Directions for this task: Please state the number of lines in the material below that contain "Quinella", with no other words.

*** Begin section ***

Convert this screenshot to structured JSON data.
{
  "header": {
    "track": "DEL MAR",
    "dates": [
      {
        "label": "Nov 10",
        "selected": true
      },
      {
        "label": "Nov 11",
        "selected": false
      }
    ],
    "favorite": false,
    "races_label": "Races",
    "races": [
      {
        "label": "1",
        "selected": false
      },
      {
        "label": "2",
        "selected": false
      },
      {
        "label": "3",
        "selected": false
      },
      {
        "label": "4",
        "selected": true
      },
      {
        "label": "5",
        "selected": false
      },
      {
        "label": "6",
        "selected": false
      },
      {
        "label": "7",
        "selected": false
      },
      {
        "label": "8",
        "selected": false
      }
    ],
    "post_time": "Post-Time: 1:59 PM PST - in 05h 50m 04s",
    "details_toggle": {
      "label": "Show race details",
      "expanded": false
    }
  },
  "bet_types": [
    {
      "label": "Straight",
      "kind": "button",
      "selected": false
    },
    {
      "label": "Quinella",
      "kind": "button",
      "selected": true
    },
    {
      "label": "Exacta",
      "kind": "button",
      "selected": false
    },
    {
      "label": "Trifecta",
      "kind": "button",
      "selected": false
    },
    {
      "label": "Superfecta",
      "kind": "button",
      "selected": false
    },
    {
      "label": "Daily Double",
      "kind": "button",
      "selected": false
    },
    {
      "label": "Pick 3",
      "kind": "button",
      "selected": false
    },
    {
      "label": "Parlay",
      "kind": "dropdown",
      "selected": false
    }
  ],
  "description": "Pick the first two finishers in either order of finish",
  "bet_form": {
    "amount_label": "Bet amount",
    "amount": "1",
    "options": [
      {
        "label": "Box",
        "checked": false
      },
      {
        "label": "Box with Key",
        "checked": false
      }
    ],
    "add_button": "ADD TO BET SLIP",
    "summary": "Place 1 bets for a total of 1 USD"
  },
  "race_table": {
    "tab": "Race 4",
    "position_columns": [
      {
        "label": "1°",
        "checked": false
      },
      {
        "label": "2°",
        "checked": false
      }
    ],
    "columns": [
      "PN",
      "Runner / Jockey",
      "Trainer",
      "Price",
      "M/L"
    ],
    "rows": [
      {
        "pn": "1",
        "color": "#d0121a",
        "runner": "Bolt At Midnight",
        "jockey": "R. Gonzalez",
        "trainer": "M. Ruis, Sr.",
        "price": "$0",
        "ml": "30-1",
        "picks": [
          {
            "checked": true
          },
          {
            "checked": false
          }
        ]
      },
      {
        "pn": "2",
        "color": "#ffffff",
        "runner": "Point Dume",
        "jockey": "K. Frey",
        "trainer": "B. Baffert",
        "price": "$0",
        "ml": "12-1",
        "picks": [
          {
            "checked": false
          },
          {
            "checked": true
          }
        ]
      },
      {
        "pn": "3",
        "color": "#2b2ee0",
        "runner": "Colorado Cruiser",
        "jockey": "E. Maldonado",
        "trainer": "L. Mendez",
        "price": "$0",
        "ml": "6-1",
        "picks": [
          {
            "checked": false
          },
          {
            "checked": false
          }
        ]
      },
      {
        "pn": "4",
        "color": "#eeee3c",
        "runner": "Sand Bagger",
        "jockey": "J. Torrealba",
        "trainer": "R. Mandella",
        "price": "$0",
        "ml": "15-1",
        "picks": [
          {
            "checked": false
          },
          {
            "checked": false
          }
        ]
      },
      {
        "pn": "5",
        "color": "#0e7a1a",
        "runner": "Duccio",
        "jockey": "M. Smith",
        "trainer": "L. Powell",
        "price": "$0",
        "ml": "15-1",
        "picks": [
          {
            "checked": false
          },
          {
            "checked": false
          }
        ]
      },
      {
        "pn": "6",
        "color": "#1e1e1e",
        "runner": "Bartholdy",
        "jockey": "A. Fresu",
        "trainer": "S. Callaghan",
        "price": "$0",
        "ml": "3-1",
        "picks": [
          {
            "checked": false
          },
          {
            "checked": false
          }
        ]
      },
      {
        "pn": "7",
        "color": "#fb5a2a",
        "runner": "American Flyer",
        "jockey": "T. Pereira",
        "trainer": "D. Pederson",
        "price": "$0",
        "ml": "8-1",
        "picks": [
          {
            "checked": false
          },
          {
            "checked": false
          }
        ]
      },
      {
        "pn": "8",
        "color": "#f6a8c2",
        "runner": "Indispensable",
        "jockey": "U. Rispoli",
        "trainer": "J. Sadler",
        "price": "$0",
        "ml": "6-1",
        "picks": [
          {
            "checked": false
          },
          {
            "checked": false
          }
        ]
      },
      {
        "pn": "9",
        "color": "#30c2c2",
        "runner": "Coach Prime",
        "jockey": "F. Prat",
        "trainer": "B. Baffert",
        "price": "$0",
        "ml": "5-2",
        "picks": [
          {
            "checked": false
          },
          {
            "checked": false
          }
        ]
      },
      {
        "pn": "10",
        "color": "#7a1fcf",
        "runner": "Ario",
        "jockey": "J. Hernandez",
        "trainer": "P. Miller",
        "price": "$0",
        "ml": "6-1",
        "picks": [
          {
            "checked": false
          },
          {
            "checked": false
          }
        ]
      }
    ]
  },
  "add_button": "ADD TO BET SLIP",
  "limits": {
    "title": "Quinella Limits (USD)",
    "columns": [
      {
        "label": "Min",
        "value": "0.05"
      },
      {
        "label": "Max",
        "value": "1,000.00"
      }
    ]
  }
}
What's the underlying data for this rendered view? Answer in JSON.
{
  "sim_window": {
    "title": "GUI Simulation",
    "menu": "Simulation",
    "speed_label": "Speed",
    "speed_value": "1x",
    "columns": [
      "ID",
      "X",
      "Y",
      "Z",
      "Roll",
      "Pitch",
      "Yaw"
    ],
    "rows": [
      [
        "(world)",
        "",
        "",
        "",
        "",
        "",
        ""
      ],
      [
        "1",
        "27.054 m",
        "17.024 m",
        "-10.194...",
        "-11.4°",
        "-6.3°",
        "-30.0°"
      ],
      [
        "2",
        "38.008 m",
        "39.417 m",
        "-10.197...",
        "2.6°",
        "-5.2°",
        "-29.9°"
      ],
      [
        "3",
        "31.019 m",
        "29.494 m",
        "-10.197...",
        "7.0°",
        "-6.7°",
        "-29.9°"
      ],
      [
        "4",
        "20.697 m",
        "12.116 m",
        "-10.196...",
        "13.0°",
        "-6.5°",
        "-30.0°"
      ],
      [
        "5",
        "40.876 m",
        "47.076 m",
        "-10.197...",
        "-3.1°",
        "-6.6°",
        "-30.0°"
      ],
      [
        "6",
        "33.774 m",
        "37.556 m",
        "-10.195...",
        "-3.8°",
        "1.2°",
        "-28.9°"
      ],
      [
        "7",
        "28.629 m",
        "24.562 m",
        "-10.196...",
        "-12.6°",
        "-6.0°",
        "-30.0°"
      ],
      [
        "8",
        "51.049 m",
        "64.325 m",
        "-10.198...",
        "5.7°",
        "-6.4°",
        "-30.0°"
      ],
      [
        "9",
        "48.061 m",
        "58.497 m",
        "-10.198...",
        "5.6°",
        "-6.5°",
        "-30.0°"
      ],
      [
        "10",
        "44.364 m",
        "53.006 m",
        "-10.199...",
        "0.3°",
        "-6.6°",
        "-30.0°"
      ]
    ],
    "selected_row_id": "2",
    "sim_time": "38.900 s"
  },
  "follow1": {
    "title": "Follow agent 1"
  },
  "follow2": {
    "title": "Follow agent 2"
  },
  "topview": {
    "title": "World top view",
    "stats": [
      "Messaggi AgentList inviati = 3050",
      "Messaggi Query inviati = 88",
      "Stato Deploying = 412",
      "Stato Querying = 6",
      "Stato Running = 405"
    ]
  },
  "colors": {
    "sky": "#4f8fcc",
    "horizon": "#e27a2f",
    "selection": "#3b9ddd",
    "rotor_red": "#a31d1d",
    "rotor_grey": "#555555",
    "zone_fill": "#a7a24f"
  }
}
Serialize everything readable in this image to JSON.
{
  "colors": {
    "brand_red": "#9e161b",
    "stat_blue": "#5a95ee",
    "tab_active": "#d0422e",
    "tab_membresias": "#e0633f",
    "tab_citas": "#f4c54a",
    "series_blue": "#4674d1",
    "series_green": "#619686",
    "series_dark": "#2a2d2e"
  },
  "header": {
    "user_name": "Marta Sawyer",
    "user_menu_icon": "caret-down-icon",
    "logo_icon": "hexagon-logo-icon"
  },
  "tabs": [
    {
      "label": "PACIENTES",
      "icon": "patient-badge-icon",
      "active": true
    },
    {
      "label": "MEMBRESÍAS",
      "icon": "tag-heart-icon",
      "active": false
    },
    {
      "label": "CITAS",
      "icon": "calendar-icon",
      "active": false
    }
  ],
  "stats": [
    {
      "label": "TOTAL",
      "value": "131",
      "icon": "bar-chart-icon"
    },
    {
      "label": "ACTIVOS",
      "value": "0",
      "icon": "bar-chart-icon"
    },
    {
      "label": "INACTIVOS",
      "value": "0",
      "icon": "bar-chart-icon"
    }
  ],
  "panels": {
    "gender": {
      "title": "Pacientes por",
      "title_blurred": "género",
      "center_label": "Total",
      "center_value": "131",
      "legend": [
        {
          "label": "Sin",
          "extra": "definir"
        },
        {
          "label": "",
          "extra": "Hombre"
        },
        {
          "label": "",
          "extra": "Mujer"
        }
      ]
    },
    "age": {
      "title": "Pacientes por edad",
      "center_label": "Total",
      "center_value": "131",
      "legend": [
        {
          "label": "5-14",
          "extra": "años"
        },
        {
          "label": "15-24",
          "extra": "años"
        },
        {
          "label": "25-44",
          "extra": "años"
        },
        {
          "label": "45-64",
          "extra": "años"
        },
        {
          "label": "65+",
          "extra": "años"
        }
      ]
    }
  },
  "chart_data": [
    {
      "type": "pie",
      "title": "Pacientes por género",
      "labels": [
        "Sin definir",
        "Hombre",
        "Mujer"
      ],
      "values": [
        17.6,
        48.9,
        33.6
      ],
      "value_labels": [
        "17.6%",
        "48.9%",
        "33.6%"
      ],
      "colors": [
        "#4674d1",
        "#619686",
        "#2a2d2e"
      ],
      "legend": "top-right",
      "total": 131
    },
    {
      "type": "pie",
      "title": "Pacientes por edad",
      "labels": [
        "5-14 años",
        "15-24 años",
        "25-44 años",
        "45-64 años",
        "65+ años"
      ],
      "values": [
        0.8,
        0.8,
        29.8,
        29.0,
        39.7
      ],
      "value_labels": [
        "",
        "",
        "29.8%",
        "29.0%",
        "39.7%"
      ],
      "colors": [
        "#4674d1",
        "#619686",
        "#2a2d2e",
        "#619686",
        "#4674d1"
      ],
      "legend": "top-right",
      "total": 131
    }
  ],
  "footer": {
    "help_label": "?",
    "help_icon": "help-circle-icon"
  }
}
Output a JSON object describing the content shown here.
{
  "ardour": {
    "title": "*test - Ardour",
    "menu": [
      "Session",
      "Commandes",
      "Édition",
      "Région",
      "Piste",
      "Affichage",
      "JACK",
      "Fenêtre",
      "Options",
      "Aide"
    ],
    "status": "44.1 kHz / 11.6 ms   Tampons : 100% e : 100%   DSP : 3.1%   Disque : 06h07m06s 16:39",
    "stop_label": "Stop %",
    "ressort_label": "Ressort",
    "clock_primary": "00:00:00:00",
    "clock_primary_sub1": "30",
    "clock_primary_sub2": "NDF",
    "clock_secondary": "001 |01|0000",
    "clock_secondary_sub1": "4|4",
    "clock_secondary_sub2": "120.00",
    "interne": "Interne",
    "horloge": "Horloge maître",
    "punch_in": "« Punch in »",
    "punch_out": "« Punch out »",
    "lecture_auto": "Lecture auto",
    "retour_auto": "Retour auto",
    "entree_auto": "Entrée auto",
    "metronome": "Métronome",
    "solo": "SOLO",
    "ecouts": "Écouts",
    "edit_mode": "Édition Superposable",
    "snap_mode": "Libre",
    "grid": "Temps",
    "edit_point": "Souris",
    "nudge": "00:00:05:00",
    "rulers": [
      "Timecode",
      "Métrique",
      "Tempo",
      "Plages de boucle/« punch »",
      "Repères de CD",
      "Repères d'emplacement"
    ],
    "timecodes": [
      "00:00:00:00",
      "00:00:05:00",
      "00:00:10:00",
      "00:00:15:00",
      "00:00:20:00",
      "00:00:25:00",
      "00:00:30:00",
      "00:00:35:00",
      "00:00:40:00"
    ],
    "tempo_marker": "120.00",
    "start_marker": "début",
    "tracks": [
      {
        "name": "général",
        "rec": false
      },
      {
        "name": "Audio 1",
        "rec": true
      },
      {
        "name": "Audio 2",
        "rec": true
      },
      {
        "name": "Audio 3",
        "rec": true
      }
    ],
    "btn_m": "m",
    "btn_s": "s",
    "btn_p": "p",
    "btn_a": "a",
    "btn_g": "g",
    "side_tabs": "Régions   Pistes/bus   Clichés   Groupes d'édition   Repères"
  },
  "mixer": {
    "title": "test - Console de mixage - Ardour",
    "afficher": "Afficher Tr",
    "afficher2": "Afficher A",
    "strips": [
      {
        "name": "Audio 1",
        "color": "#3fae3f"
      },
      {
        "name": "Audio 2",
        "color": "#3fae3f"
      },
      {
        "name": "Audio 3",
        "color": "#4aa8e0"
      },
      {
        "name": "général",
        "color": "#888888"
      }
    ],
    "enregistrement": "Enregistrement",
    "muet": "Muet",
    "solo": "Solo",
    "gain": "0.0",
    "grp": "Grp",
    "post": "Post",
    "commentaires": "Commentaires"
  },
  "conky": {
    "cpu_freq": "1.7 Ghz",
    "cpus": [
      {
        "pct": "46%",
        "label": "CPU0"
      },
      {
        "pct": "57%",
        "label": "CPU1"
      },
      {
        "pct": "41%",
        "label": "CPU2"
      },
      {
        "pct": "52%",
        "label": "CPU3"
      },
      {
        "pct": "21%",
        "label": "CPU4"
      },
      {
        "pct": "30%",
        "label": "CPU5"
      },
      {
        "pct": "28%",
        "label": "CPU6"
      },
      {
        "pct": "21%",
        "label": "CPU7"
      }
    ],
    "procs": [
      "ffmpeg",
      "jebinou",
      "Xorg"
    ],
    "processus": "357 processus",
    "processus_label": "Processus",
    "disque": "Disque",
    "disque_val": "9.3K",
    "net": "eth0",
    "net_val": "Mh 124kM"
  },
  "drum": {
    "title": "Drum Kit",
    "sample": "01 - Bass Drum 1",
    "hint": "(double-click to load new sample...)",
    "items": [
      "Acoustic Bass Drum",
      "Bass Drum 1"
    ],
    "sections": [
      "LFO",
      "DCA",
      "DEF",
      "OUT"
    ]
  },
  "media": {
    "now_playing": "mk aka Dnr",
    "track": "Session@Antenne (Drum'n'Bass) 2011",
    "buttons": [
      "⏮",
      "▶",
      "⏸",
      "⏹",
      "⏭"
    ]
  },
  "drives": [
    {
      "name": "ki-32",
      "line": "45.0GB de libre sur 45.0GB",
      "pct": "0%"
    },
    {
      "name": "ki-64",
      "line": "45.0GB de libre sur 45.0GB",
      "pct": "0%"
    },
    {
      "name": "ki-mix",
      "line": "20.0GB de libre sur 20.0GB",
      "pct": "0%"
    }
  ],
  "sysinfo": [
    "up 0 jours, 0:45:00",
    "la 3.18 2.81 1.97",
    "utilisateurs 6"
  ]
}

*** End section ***

Finished task: 2